Question: How much do you love Jesus? Answer: How much do you sacrifice for the sake of His poor brethren? When you do it for them, you do it for Jesus. It is just that simple.
Ask yourself: If I were to stand at this judgment at this moment and be judged by the same criteria, would I be among the sheep or goats? If your answer is “goats,” then you are a goat. You are unprepared to stand before Jesus. If He came back at this moment, you would spend eternity in hell. All that Jesus said in the Parable of the Talents, the Parable of the Five Foolish Virgins, and the example of the unfaithful slave, He was saying to warn you. Don’t wait another second. Fall on your face before God and cry out for His forgiveness and transforming grace. Repent of a lifestyle of breaking the greatest commandments. Believe in Jesus. Begin following Him, even if other people think you are crazy.
Following Jesus clearly includes feeding the hungry, clothing the naked, helping those in distress, and visiting the sick and imprisoned, among other things. So give as generously as you can of your time and money to meet pressing, essential needs of brothers and sisters in Christ. The majority of them live in developing nations. Don’t lay up treasures on earth; lay them up in heaven. Those are the returns that Jesus expects from His investment in you, not the ever-increasing value of your share of Mr. Wolfer’s recommended mutual funds.
Perhaps the best maxim on stewardship was one coined by John Wesley, Anglican evangelist and unintentional founder of the Methodist Church. Wesley taught the early Methodists regarding money: “Earn all you can; save all you can; give all you can.”
Good stewards are not lazy, but work hard to earn what they can reasonably, so they have more to give. They, of course, must earn their money lawfully, keeping a good conscience and not being so devoted to their vocation that their devotion to the Lord or His commandments is neglected in any way.

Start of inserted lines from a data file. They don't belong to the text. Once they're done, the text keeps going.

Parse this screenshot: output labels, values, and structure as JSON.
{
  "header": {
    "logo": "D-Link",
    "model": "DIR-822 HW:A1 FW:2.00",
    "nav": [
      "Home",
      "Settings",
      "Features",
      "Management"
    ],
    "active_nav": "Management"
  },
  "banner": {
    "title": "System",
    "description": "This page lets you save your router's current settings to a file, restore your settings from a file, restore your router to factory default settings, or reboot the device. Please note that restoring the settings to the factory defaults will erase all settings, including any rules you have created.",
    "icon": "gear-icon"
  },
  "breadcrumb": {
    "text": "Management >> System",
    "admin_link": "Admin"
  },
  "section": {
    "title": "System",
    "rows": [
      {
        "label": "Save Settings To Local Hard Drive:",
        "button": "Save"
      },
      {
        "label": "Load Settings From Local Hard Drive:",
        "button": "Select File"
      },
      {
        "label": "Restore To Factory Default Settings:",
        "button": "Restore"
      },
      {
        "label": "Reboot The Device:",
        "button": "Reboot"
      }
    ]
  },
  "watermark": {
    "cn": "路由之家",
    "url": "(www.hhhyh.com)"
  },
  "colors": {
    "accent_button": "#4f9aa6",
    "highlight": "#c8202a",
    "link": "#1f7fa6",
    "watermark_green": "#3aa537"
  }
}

Good stewards also save all they can. That is, they are frugal and use wisdom in their financial affairs. They don’t spend needlessly, and they deny themselves the nonessentials in order to have more to give.
Finally, having earned all they can and saved all they can, good stewards give all they can. They don’t limit themselves to giving just ten percent, but give 99% if God enables them. Wesley lived what he preached, subsisting on a small portion of the large income he received from the sale of his books. His devotion to the greatest commandments even affected his diet. He ate only what was necessary to sustain his strength and health, in order not to rob someone who needed a touch of Christ’s love that he could not have otherwise supplied. He died owning very little.
What does the Parable of the Talents have to do with what Jesus taught about money, possessions and stewardship? We must all give an account one day for what we’ve done with the money that God has entrusted to us. If we’ve been unfaithful, proving ourselves to be poor stewards, using for ourselves what God intended that we use for His glory, we’re unprepared to stand before Him. We’re professing Christians but practicing atheists.
 Incredibly, some who subscribe to the doctrine of unconditional eternal security claim that the place of weeping and gnashing of teeth is representative of a temporary state in heaven where unfaithful believers will mourn their loss of rewards! This is a perfect example of the truth, “It takes a scholar to misunderstand what is clear to a child.” Anyone who takes a few minutes to research and study how Jesus used the phrases “weeping and gnashing of teeth” and “outer darkness” must conclude that such expressions are always a reference to hell.